PROBLEM REQUIREMENTS
Write only the number of lines in the entries below that contain the word "Personal".

*** Opening of THE DATA ***

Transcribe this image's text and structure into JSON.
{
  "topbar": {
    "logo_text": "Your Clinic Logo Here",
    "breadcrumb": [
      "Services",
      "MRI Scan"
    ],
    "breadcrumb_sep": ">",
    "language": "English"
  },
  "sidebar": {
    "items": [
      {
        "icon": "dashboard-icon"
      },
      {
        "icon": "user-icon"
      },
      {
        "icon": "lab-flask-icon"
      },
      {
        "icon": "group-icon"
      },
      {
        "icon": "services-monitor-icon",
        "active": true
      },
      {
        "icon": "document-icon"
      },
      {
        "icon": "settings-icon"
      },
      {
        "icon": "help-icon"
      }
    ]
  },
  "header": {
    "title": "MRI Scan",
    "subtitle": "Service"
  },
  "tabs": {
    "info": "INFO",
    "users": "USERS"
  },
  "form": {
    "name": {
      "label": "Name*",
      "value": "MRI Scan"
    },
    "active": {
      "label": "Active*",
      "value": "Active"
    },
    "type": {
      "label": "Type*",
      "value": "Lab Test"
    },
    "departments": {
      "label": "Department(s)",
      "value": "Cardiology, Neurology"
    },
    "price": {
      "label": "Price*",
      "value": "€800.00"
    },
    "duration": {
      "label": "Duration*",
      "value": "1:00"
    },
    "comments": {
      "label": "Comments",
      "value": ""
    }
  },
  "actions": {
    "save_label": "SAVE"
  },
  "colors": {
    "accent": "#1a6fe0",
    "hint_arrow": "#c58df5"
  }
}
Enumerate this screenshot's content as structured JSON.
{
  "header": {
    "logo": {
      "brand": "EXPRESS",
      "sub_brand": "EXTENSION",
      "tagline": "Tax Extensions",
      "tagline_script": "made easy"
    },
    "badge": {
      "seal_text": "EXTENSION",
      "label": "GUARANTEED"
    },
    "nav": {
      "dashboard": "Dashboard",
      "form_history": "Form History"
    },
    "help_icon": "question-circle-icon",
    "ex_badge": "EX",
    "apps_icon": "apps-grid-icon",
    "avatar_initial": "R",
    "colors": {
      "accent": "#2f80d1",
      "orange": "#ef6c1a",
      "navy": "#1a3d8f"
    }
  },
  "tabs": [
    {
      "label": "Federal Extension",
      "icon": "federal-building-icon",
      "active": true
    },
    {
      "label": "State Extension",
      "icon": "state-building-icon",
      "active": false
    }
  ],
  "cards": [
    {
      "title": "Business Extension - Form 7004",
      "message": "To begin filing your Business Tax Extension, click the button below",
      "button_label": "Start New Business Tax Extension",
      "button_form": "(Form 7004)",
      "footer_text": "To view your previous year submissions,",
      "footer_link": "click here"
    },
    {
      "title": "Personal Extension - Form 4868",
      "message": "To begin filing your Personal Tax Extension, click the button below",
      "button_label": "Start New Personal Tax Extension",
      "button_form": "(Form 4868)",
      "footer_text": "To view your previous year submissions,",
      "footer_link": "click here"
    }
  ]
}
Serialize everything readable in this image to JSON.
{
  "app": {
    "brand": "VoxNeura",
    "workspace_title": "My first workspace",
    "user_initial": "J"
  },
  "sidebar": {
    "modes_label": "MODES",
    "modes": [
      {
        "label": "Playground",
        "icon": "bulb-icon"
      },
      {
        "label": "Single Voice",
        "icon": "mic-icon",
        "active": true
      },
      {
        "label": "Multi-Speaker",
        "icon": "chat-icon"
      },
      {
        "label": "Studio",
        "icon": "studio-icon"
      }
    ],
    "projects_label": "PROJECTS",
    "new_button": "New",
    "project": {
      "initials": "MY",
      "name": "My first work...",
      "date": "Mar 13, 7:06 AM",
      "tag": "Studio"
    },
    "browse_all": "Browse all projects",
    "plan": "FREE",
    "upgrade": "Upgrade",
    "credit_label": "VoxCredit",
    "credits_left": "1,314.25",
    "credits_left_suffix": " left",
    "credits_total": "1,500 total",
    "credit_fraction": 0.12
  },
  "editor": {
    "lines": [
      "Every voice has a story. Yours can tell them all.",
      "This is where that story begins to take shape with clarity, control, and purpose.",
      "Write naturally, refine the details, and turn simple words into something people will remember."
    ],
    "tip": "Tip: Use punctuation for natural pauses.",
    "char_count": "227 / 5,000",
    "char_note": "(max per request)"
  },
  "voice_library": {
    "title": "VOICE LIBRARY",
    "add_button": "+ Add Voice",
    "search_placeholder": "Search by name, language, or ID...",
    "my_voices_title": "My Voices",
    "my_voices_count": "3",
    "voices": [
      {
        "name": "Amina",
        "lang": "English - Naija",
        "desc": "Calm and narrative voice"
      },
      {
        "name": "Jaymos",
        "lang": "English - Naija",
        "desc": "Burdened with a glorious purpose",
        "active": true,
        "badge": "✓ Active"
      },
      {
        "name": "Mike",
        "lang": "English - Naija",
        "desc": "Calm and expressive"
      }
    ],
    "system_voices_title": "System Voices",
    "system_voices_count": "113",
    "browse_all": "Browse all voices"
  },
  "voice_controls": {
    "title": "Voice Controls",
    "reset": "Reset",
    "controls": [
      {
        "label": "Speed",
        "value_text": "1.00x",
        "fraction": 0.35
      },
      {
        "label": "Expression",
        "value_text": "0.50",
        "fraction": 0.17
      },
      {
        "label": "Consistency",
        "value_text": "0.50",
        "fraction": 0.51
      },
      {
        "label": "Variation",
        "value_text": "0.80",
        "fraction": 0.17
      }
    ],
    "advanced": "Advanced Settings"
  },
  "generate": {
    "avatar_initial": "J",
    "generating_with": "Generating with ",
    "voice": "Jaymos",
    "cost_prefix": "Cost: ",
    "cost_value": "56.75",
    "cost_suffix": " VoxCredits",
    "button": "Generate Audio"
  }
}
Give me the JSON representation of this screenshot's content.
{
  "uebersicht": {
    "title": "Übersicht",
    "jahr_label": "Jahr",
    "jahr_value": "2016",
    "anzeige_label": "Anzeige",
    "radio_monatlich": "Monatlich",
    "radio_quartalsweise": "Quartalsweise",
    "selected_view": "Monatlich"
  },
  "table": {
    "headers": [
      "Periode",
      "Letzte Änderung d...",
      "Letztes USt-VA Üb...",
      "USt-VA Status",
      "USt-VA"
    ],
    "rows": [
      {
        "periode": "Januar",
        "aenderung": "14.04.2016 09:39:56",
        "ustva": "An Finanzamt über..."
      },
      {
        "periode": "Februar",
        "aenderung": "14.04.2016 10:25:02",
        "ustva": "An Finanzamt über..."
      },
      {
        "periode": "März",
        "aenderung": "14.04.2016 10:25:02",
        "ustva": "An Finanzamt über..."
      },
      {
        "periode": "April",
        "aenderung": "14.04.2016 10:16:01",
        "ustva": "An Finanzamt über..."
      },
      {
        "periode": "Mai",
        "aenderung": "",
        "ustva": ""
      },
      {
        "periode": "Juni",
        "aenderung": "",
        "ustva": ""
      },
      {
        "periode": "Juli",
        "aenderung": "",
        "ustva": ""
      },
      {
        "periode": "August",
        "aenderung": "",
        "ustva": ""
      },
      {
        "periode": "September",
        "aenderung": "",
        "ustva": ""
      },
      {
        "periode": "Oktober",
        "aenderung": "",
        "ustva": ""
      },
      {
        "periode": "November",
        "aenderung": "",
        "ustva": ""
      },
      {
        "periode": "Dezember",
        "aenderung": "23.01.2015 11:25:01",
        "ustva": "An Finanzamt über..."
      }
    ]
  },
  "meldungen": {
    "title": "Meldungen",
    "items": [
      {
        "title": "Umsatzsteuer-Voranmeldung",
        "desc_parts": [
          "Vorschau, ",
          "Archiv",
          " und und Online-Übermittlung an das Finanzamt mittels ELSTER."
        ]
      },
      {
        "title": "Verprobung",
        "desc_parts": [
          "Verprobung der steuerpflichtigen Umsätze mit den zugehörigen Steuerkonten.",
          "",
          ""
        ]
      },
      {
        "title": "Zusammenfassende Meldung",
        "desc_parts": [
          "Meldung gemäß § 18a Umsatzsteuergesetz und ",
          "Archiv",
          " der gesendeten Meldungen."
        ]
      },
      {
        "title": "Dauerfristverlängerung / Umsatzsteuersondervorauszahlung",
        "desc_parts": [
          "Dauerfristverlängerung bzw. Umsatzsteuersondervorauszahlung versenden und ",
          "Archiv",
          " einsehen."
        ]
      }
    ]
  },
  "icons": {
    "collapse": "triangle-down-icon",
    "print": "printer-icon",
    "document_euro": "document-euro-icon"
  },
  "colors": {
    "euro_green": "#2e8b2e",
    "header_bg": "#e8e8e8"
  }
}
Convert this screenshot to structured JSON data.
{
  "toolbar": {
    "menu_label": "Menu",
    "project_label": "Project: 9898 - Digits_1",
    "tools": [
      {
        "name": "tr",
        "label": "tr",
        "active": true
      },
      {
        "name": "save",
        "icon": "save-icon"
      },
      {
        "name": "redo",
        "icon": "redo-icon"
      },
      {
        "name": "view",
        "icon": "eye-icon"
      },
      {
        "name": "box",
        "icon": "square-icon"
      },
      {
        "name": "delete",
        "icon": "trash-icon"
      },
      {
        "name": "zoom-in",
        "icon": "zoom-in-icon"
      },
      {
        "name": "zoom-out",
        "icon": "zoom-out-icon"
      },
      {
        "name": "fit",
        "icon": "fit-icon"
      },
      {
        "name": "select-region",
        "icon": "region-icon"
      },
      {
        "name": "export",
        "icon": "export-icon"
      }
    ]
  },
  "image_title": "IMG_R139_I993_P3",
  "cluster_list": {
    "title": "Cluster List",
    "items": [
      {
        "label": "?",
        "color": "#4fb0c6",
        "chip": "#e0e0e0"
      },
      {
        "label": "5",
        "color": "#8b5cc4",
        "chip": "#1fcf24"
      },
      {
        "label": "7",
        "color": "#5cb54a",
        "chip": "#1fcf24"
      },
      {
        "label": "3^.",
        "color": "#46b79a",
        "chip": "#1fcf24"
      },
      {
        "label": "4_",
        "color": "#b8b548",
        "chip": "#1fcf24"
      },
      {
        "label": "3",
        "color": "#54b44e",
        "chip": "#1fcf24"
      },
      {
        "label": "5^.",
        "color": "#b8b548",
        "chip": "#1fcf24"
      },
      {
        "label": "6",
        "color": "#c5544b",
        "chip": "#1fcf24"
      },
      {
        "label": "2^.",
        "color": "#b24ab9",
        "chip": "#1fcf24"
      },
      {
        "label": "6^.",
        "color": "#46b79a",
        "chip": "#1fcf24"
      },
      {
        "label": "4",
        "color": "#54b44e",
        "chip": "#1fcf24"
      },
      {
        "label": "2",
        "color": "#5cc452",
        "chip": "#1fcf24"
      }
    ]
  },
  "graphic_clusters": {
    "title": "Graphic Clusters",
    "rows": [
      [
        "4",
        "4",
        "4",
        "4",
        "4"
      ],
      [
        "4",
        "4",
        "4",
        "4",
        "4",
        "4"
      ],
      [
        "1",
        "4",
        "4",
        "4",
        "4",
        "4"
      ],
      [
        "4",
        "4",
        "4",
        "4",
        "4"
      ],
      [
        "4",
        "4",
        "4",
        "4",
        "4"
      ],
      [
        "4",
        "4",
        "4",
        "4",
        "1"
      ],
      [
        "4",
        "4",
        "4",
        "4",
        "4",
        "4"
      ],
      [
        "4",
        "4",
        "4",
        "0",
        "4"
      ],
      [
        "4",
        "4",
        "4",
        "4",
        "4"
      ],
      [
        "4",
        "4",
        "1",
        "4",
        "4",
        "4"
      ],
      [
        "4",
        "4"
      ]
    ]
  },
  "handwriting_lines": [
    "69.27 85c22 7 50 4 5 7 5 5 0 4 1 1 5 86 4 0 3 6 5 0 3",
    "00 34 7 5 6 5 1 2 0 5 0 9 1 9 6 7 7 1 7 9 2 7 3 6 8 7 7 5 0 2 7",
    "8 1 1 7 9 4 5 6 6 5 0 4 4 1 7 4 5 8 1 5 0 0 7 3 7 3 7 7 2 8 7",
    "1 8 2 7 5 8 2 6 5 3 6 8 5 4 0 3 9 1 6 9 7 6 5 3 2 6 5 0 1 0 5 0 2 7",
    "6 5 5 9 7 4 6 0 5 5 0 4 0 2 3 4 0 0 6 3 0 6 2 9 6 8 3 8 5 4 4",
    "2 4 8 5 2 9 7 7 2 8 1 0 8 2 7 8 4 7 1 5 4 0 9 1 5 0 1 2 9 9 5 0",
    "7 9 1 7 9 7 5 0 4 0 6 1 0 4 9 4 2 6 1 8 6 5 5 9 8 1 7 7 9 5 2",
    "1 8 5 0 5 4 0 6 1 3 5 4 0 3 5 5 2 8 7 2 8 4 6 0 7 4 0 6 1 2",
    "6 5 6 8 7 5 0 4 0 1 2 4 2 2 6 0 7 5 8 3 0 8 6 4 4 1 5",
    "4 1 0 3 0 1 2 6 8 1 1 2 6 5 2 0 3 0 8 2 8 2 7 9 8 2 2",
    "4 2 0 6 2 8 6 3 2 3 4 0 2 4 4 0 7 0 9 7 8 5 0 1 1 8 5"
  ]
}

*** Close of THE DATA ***

SOLUTION FOR THIS EXERCISE
3